Dataset entries:
=== Begin Enclosure ===

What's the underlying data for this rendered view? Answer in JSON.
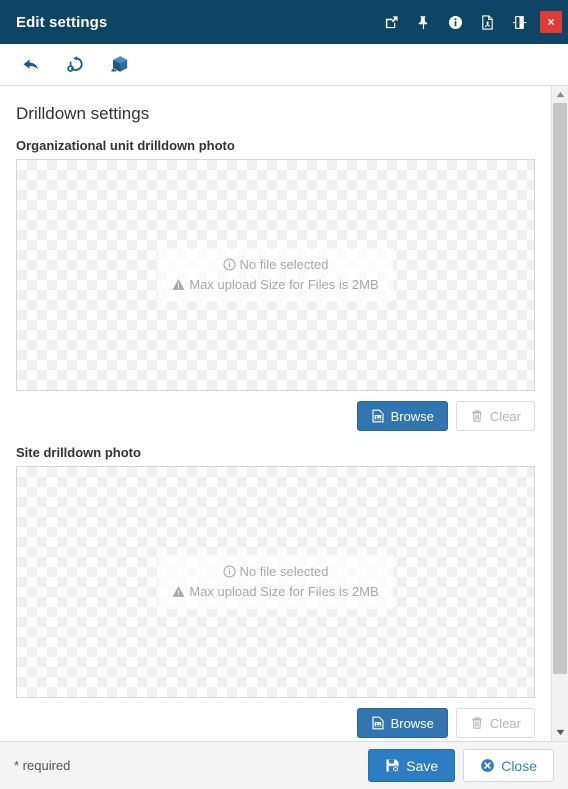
{
  "window": {
    "title": "Edit settings",
    "titlebar_icons": [
      {
        "name": "popout-icon",
        "label": "Open in new window"
      },
      {
        "name": "pin-icon",
        "label": "Pin"
      },
      {
        "name": "info-icon",
        "label": "Info"
      },
      {
        "name": "pdf-icon",
        "label": "Export PDF"
      },
      {
        "name": "toggle-panel-icon",
        "label": "Toggle panel"
      }
    ],
    "close_label": "×"
  },
  "toolbar": {
    "items": [
      {
        "name": "back-icon",
        "label": "Back"
      },
      {
        "name": "revert-history-icon",
        "label": "Revert"
      },
      {
        "name": "package-cube-icon",
        "label": "Package"
      }
    ]
  },
  "main": {
    "section_title": "Drilldown settings",
    "uploads": [
      {
        "label": "Organizational unit drilldown photo",
        "no_file_text": "No file selected",
        "max_size_text": "Max upload Size for Files is 2MB",
        "browse_label": "Browse",
        "clear_label": "Clear"
      },
      {
        "label": "Site drilldown photo",
        "no_file_text": "No file selected",
        "max_size_text": "Max upload Size for Files is 2MB",
        "browse_label": "Browse",
        "clear_label": "Clear"
      }
    ]
  },
  "footer": {
    "required_note": "* required",
    "save_label": "Save",
    "close_label": "Close"
  },
  "colors": {
    "titlebar_bg": "#0e4466",
    "close_btn_bg": "#e13c32",
    "primary_btn_bg": "#3276b1",
    "footer_primary_bg": "#2b7dc4",
    "toolbar_icon": "#1c5b96",
    "placeholder_text": "#a8a8a8"
  }
}
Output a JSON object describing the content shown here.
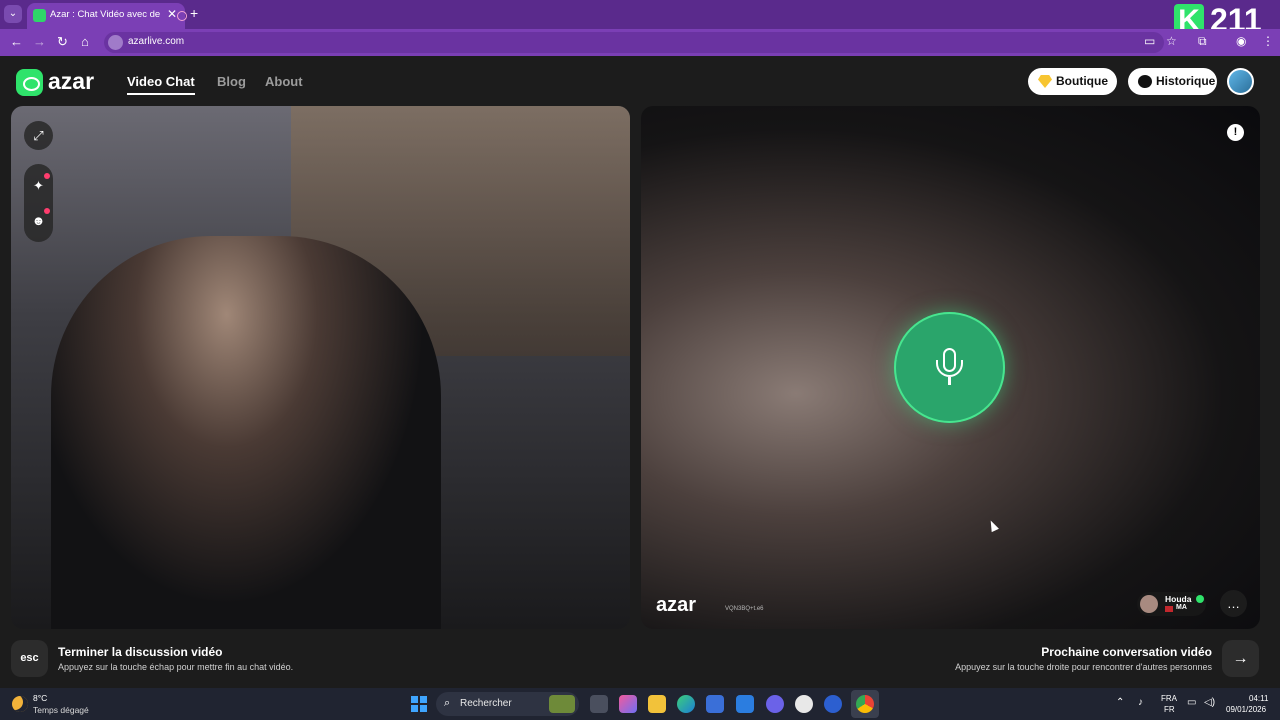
{
  "browser": {
    "tab_title": "Azar : Chat Vidéo avec de n",
    "url": "azarlive.com",
    "accent_color": "#7b3fb5"
  },
  "overlay": {
    "badge_letter": "K",
    "badge_number": "211"
  },
  "header": {
    "brand": "azar",
    "nav": [
      {
        "label": "Video Chat",
        "active": true
      },
      {
        "label": "Blog",
        "active": false
      },
      {
        "label": "About",
        "active": false
      }
    ],
    "shop_label": "Boutique",
    "history_label": "Historique"
  },
  "right_video": {
    "watermark": "azar",
    "watermark_code": "VQN3BQ+t.e6",
    "partner_name": "Houda",
    "partner_country": "MA",
    "mic_color": "#2aa56b"
  },
  "bottom": {
    "esc_key": "esc",
    "end_title": "Terminer la discussion vidéo",
    "end_hint": "Appuyez sur la touche échap pour mettre fin au chat vidéo.",
    "next_title": "Prochaine conversation vidéo",
    "next_hint": "Appuyez sur la touche droite pour rencontrer d'autres personnes"
  },
  "taskbar": {
    "temperature": "8°C",
    "condition": "Temps dégagé",
    "search_placeholder": "Rechercher",
    "lang_top": "FRA",
    "lang_bottom": "FR",
    "time": "04:11",
    "date": "09/01/2026"
  }
}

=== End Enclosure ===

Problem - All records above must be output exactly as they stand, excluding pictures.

Task solution -
What's the underlying data for this rendered view? Answer in JSON.
{
  "window": {
    "title": "Edit settings",
    "titlebar_icons": [
      {
        "name": "popout-icon",
        "label": "Open in new window"
      },
      {
        "name": "pin-icon",
        "label": "Pin"
      },
      {
        "name": "info-icon",
        "label": "Info"
      },
      {
        "name": "pdf-icon",
        "label": "Export PDF"
      },
      {
        "name": "toggle-panel-icon",
        "label": "Toggle panel"
      }
    ],
    "close_label": "×"
  },
  "toolbar": {
    "items": [
      {
        "name": "back-icon",
        "label": "Back"
      },
      {
        "name": "revert-history-icon",
        "label": "Revert"
      },
      {
        "name": "package-cube-icon",
        "label": "Package"
      }
    ]
  },
  "main": {
    "section_title": "Drilldown settings",
    "uploads": [
      {
        "label": "Organizational unit drilldown photo",
        "no_file_text": "No file selected",
        "max_size_text": "Max upload Size for Files is 2MB",
        "browse_label": "Browse",
        "clear_label": "Clear"
      },
      {
        "label": "Site drilldown photo",
        "no_file_text": "No file selected",
        "max_size_text": "Max upload Size for Files is 2MB",
        "browse_label": "Browse",
        "clear_label": "Clear"
      }
    ]
  },
  "footer": {
    "required_note": "* required",
    "save_label": "Save",
    "close_label": "Close"
  },
  "colors": {
    "titlebar_bg": "#0e4466",
    "close_btn_bg": "#e13c32",
    "primary_btn_bg": "#3276b1",
    "footer_primary_bg": "#2b7dc4",
    "toolbar_icon": "#1c5b96",
    "placeholder_text": "#a8a8a8"
  }
}
Output a JSON object describing the content shown here.
{
  "browser": {
    "tab_title": "Azar : Chat Vidéo avec de n",
    "url": "azarlive.com",
    "accent_color": "#7b3fb5"
  },
  "overlay": {
    "badge_letter": "K",
    "badge_number": "211"
  },
  "header": {
    "brand": "azar",
    "nav": [
      {
        "label": "Video Chat",
        "active": true
      },
      {
        "label": "Blog",
        "active": false
      },
      {
        "label": "About",
        "active": false
      }
    ],
    "shop_label": "Boutique",
    "history_label": "Historique"
  },
  "right_video": {
    "watermark": "azar",
    "watermark_code": "VQN3BQ+t.e6",
    "partner_name": "Houda",
    "partner_country": "MA",
    "mic_color": "#2aa56b"
  },
  "bottom": {
    "esc_key": "esc",
    "end_title": "Terminer la discussion vidéo",
    "end_hint": "Appuyez sur la touche échap pour mettre fin au chat vidéo.",
    "next_title": "Prochaine conversation vidéo",
    "next_hint": "Appuyez sur la touche droite pour rencontrer d'autres personnes"
  },
  "taskbar": {
    "temperature": "8°C",
    "condition": "Temps dégagé",
    "search_placeholder": "Rechercher",
    "lang_top": "FRA",
    "lang_bottom": "FR",
    "time": "04:11",
    "date": "09/01/2026"
  }
}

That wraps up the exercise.